Mosquito Surveillance, Outdoor Warning Sirens Top Town Hall Discussion
Know the Difference: Nuisance Mosquitoes vs. Disease Carrying Mosquitoes
After a rainy start to the season, Frisco’s Development Services Department is continuing to monitor the city’s mosquito population.
At the city's Town Hall meeting on Monday, June 15th, residents heard from
both city representatives and entomologist Patrick Prather, the president of Municipal Mosquito and the licensed third party contractor hired by the city.
Prather's team sets weekly traps specifically geared toward the mosquitoes that carry the West Nile Virus, turning around results within 24 hours.
He says while people might be noticing a higher number of mosquitoes buzzing around their backyards, they are likely what are commonly called “floodwater mosquitoes”, which are more of a nuisance than a danger.
“The floodwater mosquitoes you’re seeing that are biting you and your family…those floodwater mosquitoes do not transmit disease,” Prather said.
According to Julie Stallcup, Environmental Health Supervisor for the city of Frisco, the city’s Mosquito Surveillance and Response Plan
only targets mosquitoes known to potentially carry West Nile Virus.
“Our plan does not address treatment of nuisance mosquitoes or the surveillance of nuisance mosquitoes,” Stallcup said.
“We will not spray or treat for nuisance mosquitoes, otherwise we’d be spraying the area right now.”
However, both Prather and Stallcup say people should still be alert for mosquito breeding areas.
The City of Frisco supports precautionary steps promoted by the Texas Department of State Health Services – and commonly referred to as “The Four D’s”:
all standing water;
in light-colored, long sleeve clothing when outdoors;
…Use mosquito repellants that contain Deet;
- DUSK OR DAWN
…Avoid outdoor activities during these hours when mosquitoes are most active.
No additional pools have tested positive for the West Nile Virus since May 21st
No human WNV cases have been reported.
Outdoor Warning Sirens - Where You'll Hear Them and Why
The Town Hall meeting also featured a profile of the city's outdoor warning sirens.
According to Frisco Fire Chief Mark Piland, the city audibly tests its system on the first Wednesday of every month with thirty seconds of sirens, followed by a verbal announcement of testing.
Piland says in an actual emergency event, the sirens would be activated for a full three minutes.
In a video prepared for the Town Hall meeting
, Piland clarified for residents that the city's outdoor warning sirens are not designed to be heard inside a family's home, rather, warn people who are outside of a severe weather or emergency threat.
"They are not tornado sirens," Chief Piland said.

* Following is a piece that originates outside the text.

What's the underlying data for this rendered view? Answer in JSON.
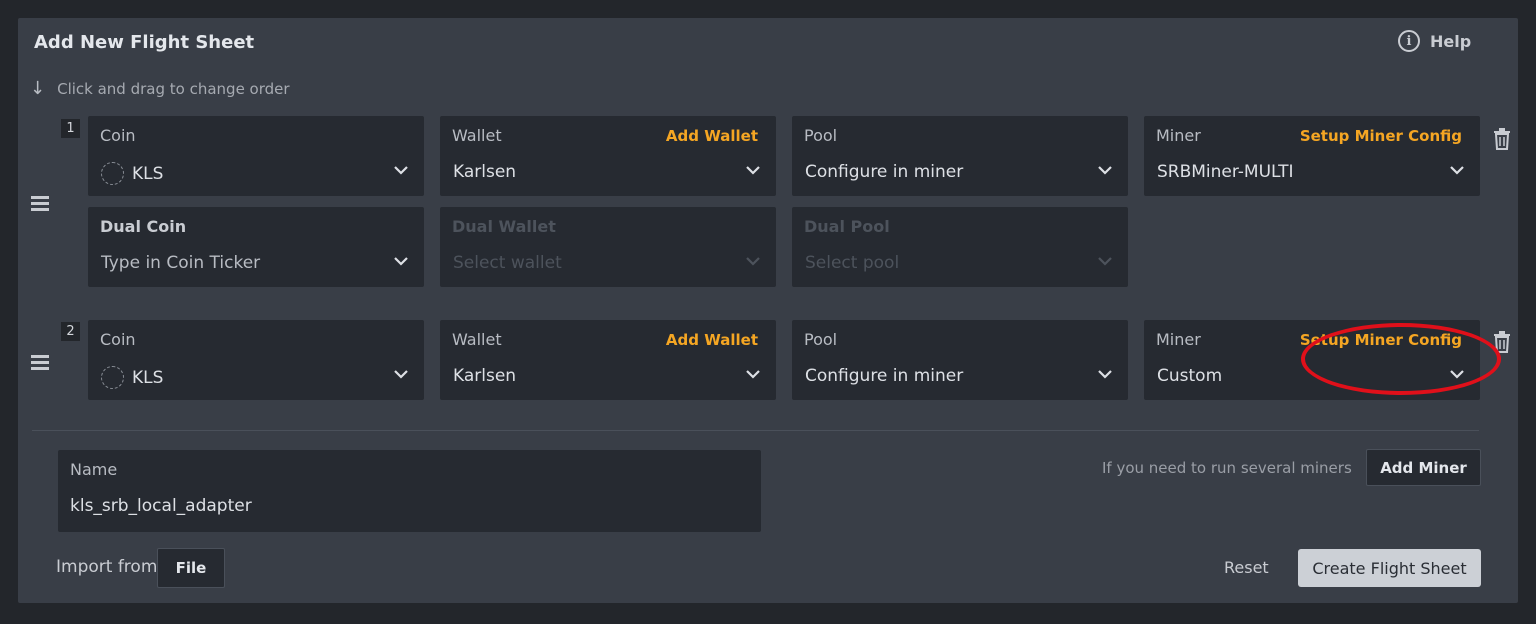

"They are used for outdoor warnings. Basically, if you're outside and you hear the sirens go off, you need to take shelter."

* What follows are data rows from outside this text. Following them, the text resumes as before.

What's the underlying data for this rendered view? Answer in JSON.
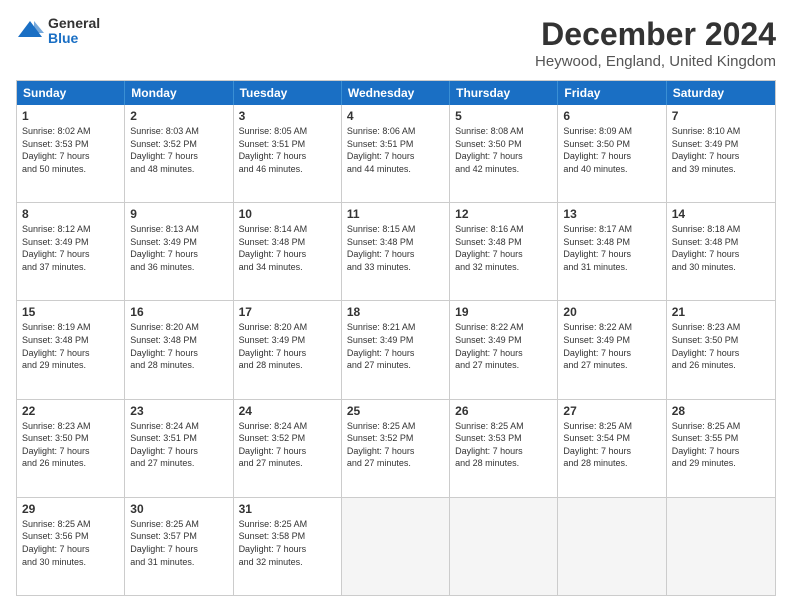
{
  "logo": {
    "general": "General",
    "blue": "Blue"
  },
  "title": "December 2024",
  "subtitle": "Heywood, England, United Kingdom",
  "headers": [
    "Sunday",
    "Monday",
    "Tuesday",
    "Wednesday",
    "Thursday",
    "Friday",
    "Saturday"
  ],
  "weeks": [
    [
      {
        "day": "1",
        "lines": [
          "Sunrise: 8:02 AM",
          "Sunset: 3:53 PM",
          "Daylight: 7 hours",
          "and 50 minutes."
        ]
      },
      {
        "day": "2",
        "lines": [
          "Sunrise: 8:03 AM",
          "Sunset: 3:52 PM",
          "Daylight: 7 hours",
          "and 48 minutes."
        ]
      },
      {
        "day": "3",
        "lines": [
          "Sunrise: 8:05 AM",
          "Sunset: 3:51 PM",
          "Daylight: 7 hours",
          "and 46 minutes."
        ]
      },
      {
        "day": "4",
        "lines": [
          "Sunrise: 8:06 AM",
          "Sunset: 3:51 PM",
          "Daylight: 7 hours",
          "and 44 minutes."
        ]
      },
      {
        "day": "5",
        "lines": [
          "Sunrise: 8:08 AM",
          "Sunset: 3:50 PM",
          "Daylight: 7 hours",
          "and 42 minutes."
        ]
      },
      {
        "day": "6",
        "lines": [
          "Sunrise: 8:09 AM",
          "Sunset: 3:50 PM",
          "Daylight: 7 hours",
          "and 40 minutes."
        ]
      },
      {
        "day": "7",
        "lines": [
          "Sunrise: 8:10 AM",
          "Sunset: 3:49 PM",
          "Daylight: 7 hours",
          "and 39 minutes."
        ]
      }
    ],
    [
      {
        "day": "8",
        "lines": [
          "Sunrise: 8:12 AM",
          "Sunset: 3:49 PM",
          "Daylight: 7 hours",
          "and 37 minutes."
        ]
      },
      {
        "day": "9",
        "lines": [
          "Sunrise: 8:13 AM",
          "Sunset: 3:49 PM",
          "Daylight: 7 hours",
          "and 36 minutes."
        ]
      },
      {
        "day": "10",
        "lines": [
          "Sunrise: 8:14 AM",
          "Sunset: 3:48 PM",
          "Daylight: 7 hours",
          "and 34 minutes."
        ]
      },
      {
        "day": "11",
        "lines": [
          "Sunrise: 8:15 AM",
          "Sunset: 3:48 PM",
          "Daylight: 7 hours",
          "and 33 minutes."
        ]
      },
      {
        "day": "12",
        "lines": [
          "Sunrise: 8:16 AM",
          "Sunset: 3:48 PM",
          "Daylight: 7 hours",
          "and 32 minutes."
        ]
      },
      {
        "day": "13",
        "lines": [
          "Sunrise: 8:17 AM",
          "Sunset: 3:48 PM",
          "Daylight: 7 hours",
          "and 31 minutes."
        ]
      },
      {
        "day": "14",
        "lines": [
          "Sunrise: 8:18 AM",
          "Sunset: 3:48 PM",
          "Daylight: 7 hours",
          "and 30 minutes."
        ]
      }
    ],
    [
      {
        "day": "15",
        "lines": [
          "Sunrise: 8:19 AM",
          "Sunset: 3:48 PM",
          "Daylight: 7 hours",
          "and 29 minutes."
        ]
      },
      {
        "day": "16",
        "lines": [
          "Sunrise: 8:20 AM",
          "Sunset: 3:48 PM",
          "Daylight: 7 hours",
          "and 28 minutes."
        ]
      },
      {
        "day": "17",
        "lines": [
          "Sunrise: 8:20 AM",
          "Sunset: 3:49 PM",
          "Daylight: 7 hours",
          "and 28 minutes."
        ]
      },
      {
        "day": "18",
        "lines": [
          "Sunrise: 8:21 AM",
          "Sunset: 3:49 PM",
          "Daylight: 7 hours",
          "and 27 minutes."
        ]
      },
      {
        "day": "19",
        "lines": [
          "Sunrise: 8:22 AM",
          "Sunset: 3:49 PM",
          "Daylight: 7 hours",
          "and 27 minutes."
        ]
      },
      {
        "day": "20",
        "lines": [
          "Sunrise: 8:22 AM",
          "Sunset: 3:49 PM",
          "Daylight: 7 hours",
          "and 27 minutes."
        ]
      },
      {
        "day": "21",
        "lines": [
          "Sunrise: 8:23 AM",
          "Sunset: 3:50 PM",
          "Daylight: 7 hours",
          "and 26 minutes."
        ]
      }
    ],
    [
      {
        "day": "22",
        "lines": [
          "Sunrise: 8:23 AM",
          "Sunset: 3:50 PM",
          "Daylight: 7 hours",
          "and 26 minutes."
        ]
      },
      {
        "day": "23",
        "lines": [
          "Sunrise: 8:24 AM",
          "Sunset: 3:51 PM",
          "Daylight: 7 hours",
          "and 27 minutes."
        ]
      },
      {
        "day": "24",
        "lines": [
          "Sunrise: 8:24 AM",
          "Sunset: 3:52 PM",
          "Daylight: 7 hours",
          "and 27 minutes."
        ]
      },
      {
        "day": "25",
        "lines": [
          "Sunrise: 8:25 AM",
          "Sunset: 3:52 PM",
          "Daylight: 7 hours",
          "and 27 minutes."
        ]
      },
      {
        "day": "26",
        "lines": [
          "Sunrise: 8:25 AM",
          "Sunset: 3:53 PM",
          "Daylight: 7 hours",
          "and 28 minutes."
        ]
      },
      {
        "day": "27",
        "lines": [
          "Sunrise: 8:25 AM",
          "Sunset: 3:54 PM",
          "Daylight: 7 hours",
          "and 28 minutes."
        ]
      },
      {
        "day": "28",
        "lines": [
          "Sunrise: 8:25 AM",
          "Sunset: 3:55 PM",
          "Daylight: 7 hours",
          "and 29 minutes."
        ]
      }
    ],
    [
      {
        "day": "29",
        "lines": [
          "Sunrise: 8:25 AM",
          "Sunset: 3:56 PM",
          "Daylight: 7 hours",
          "and 30 minutes."
        ]
      },
      {
        "day": "30",
        "lines": [
          "Sunrise: 8:25 AM",
          "Sunset: 3:57 PM",
          "Daylight: 7 hours",
          "and 31 minutes."
        ]
      },
      {
        "day": "31",
        "lines": [
          "Sunrise: 8:25 AM",
          "Sunset: 3:58 PM",
          "Daylight: 7 hours",
          "and 32 minutes."
        ]
      },
      null,
      null,
      null,
      null
    ]
  ]
}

If you missed the June 15th meeting, you can view it here.
Frisco's next Town Hall meeting will be Monday, October 19th at 6:30 pm.

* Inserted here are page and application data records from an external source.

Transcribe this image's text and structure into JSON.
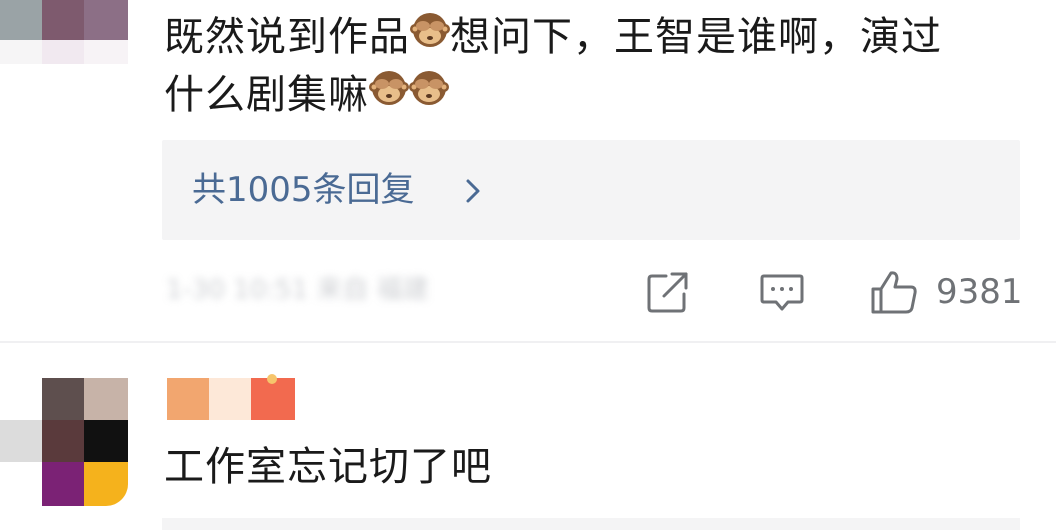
{
  "comment1": {
    "line1": "既然说到作品",
    "line1b": "想问下，王智是谁啊，演过",
    "line2": "什么剧集嘛",
    "emoji": "see-no-evil-monkey"
  },
  "reply_thread": {
    "label": "共1005条回复",
    "chevron": "chevron-right-icon"
  },
  "meta": {
    "blurred_text": "1-30 10:51 来自 福建"
  },
  "actions": {
    "share_icon": "share-icon",
    "comment_icon": "comment-icon",
    "like_icon": "thumbs-up-icon",
    "like_count": "9381"
  },
  "comment2": {
    "text": "工作室忘记切了吧"
  },
  "colors": {
    "link": "#4a6a94",
    "text": "#1a1a1a",
    "muted": "#6f7276",
    "reply_bg": "#f4f4f5"
  }
}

Frisco CAN Builds Positive Connections
If your neighborhood recognized Frisco Community Awareness Night on May 2nd, check out the highlights at this link
Frisco CAN is the city's local version of National Night Out, when police officers and other city representatives visit local neighborhood block parties to engage in positive relationships, one street at a time.